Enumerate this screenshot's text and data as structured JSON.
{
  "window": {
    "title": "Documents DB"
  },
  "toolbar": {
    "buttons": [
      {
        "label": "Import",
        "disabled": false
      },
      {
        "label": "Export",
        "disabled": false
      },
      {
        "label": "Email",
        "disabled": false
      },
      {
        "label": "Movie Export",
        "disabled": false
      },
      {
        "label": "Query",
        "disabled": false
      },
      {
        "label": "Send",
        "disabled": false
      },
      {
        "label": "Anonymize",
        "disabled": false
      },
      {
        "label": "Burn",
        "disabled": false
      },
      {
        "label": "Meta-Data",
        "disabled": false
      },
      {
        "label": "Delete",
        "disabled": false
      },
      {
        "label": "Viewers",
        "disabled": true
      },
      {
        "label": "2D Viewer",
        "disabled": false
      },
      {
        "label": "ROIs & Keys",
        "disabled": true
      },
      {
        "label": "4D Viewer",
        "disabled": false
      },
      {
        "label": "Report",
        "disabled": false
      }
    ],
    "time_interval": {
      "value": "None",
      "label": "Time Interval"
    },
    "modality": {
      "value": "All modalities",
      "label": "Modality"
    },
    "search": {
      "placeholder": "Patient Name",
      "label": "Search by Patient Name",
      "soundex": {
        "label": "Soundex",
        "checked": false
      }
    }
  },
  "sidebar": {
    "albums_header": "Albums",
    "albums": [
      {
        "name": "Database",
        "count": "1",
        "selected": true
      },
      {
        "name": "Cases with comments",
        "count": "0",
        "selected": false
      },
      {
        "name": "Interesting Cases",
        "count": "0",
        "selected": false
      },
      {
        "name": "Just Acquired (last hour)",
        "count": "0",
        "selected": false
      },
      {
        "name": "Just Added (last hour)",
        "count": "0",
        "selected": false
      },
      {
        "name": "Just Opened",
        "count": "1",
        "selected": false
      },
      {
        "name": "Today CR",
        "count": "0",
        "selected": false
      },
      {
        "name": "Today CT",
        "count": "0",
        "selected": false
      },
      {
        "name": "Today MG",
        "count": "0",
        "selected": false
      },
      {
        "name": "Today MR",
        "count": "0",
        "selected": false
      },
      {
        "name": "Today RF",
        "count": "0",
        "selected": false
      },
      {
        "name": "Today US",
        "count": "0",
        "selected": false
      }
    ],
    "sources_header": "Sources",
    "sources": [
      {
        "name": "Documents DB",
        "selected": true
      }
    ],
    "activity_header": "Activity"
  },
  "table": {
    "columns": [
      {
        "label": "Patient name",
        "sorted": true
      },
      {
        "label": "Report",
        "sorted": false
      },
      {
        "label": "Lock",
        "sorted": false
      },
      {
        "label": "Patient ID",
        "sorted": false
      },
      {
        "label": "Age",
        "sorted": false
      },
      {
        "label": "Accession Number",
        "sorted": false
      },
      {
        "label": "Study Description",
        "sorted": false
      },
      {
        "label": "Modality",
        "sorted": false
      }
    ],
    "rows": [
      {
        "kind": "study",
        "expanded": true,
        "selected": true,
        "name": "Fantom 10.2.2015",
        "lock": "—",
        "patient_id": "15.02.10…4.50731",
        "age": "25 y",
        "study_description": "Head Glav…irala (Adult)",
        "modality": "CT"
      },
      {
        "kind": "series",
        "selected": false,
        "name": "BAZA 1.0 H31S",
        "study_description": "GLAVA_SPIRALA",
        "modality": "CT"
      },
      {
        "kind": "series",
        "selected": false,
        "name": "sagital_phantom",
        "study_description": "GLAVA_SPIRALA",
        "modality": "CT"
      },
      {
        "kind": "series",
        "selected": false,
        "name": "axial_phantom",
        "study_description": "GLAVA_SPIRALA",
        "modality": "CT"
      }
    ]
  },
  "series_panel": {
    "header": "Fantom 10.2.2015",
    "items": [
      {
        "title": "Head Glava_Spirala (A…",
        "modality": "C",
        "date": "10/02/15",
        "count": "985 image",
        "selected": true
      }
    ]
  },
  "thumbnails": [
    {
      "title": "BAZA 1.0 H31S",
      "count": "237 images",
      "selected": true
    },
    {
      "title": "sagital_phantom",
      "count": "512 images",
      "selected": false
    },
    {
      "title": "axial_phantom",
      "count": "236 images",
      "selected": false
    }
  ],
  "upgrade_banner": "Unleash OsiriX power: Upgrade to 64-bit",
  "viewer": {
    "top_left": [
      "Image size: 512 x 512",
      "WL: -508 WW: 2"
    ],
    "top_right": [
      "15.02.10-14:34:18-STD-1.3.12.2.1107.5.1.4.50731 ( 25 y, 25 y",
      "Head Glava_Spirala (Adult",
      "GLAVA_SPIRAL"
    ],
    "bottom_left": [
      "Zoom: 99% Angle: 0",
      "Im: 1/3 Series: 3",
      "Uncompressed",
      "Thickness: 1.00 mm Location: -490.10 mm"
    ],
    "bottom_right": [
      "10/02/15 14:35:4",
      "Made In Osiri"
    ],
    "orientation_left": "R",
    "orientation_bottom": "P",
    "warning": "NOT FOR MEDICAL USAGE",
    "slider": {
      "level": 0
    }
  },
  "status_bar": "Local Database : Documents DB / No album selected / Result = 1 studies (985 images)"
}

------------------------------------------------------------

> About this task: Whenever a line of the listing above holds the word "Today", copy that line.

> Task solution:
        "name": "Today CR",
        "name": "Today CT",
        "name": "Today MG",
        "name": "Today MR",
        "name": "Today RF",
        "name": "Today US",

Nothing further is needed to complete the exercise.